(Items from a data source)

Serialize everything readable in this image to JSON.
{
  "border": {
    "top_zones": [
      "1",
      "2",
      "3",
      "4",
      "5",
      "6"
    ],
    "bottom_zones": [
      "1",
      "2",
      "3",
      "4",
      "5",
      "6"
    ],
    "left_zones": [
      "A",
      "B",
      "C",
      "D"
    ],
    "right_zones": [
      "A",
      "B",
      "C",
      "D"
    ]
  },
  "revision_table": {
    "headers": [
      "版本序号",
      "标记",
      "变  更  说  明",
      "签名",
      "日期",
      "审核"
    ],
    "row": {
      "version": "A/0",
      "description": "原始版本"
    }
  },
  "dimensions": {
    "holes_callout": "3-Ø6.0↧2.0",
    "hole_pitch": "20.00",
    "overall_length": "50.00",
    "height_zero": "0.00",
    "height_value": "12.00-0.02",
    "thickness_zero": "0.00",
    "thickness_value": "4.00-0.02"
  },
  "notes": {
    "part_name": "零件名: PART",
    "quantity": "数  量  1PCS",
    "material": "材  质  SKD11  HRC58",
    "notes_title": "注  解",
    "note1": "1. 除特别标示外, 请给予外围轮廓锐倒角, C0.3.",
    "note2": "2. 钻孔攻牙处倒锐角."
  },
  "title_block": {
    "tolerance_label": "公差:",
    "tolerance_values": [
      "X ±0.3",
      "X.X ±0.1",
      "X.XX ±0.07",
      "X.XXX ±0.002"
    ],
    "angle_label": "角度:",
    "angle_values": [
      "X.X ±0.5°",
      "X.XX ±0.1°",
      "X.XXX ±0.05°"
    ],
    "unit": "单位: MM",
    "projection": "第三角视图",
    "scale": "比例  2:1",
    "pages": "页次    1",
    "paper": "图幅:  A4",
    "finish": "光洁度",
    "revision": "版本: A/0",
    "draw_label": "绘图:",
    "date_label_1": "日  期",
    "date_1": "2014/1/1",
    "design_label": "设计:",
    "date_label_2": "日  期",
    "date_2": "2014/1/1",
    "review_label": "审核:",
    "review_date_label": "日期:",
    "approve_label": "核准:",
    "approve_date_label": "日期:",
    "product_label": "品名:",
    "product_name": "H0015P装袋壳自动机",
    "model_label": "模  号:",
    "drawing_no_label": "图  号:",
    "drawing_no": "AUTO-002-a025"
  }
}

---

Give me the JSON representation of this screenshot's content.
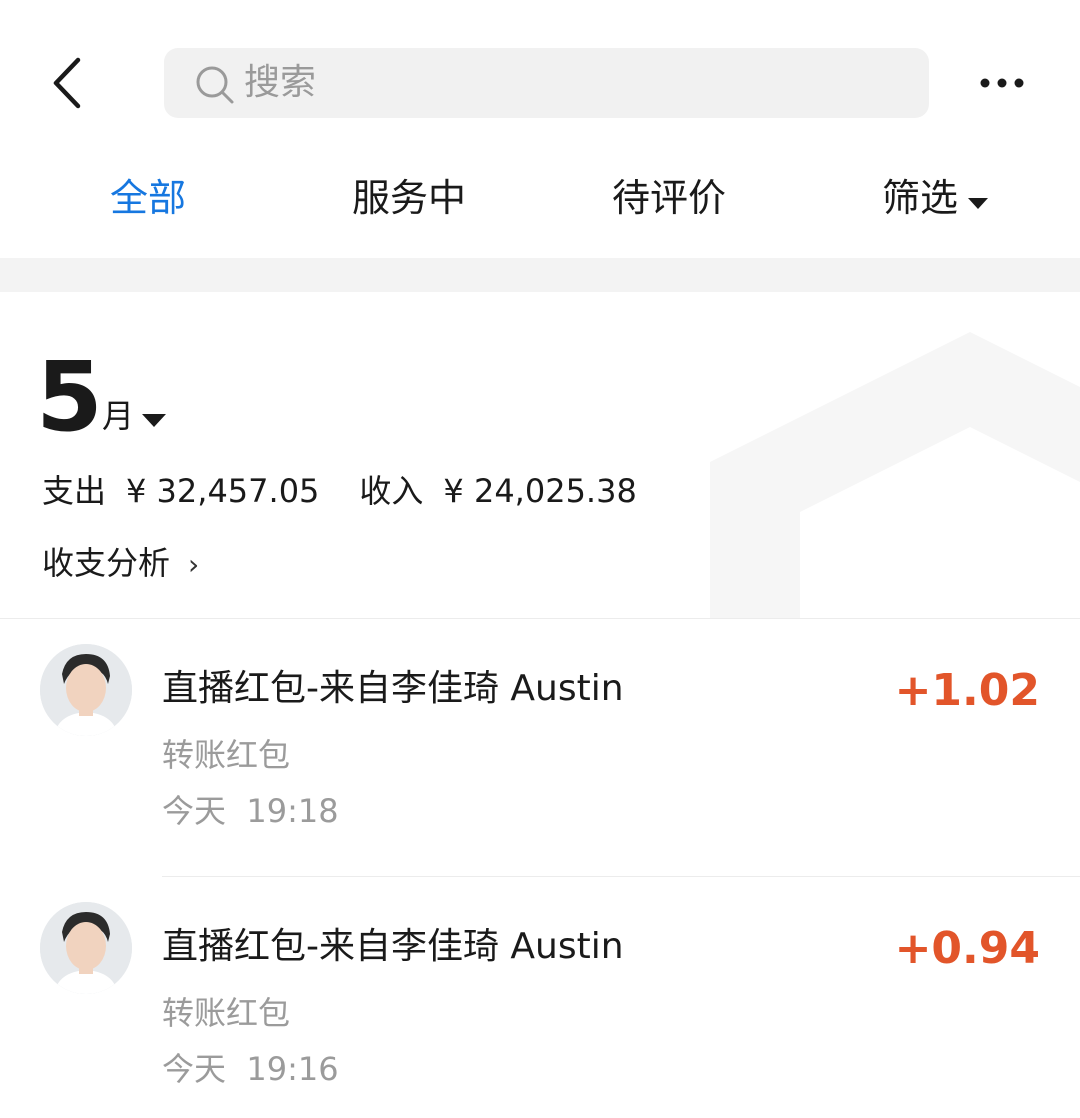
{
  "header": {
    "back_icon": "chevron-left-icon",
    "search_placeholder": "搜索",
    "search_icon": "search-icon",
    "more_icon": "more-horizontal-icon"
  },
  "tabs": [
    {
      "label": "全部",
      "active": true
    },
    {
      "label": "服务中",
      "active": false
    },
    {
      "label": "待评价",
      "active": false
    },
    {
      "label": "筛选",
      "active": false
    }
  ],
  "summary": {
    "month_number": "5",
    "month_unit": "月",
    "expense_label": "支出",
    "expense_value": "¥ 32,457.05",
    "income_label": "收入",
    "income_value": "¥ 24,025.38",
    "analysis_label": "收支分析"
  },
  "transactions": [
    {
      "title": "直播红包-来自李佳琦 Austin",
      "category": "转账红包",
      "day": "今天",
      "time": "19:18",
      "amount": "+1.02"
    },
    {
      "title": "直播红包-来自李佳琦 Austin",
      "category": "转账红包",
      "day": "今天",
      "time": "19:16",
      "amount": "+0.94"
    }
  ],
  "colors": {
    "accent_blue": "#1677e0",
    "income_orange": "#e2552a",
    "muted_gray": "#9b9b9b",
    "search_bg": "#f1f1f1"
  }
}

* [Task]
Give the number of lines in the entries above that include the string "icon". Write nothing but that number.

* [Solved problem]
3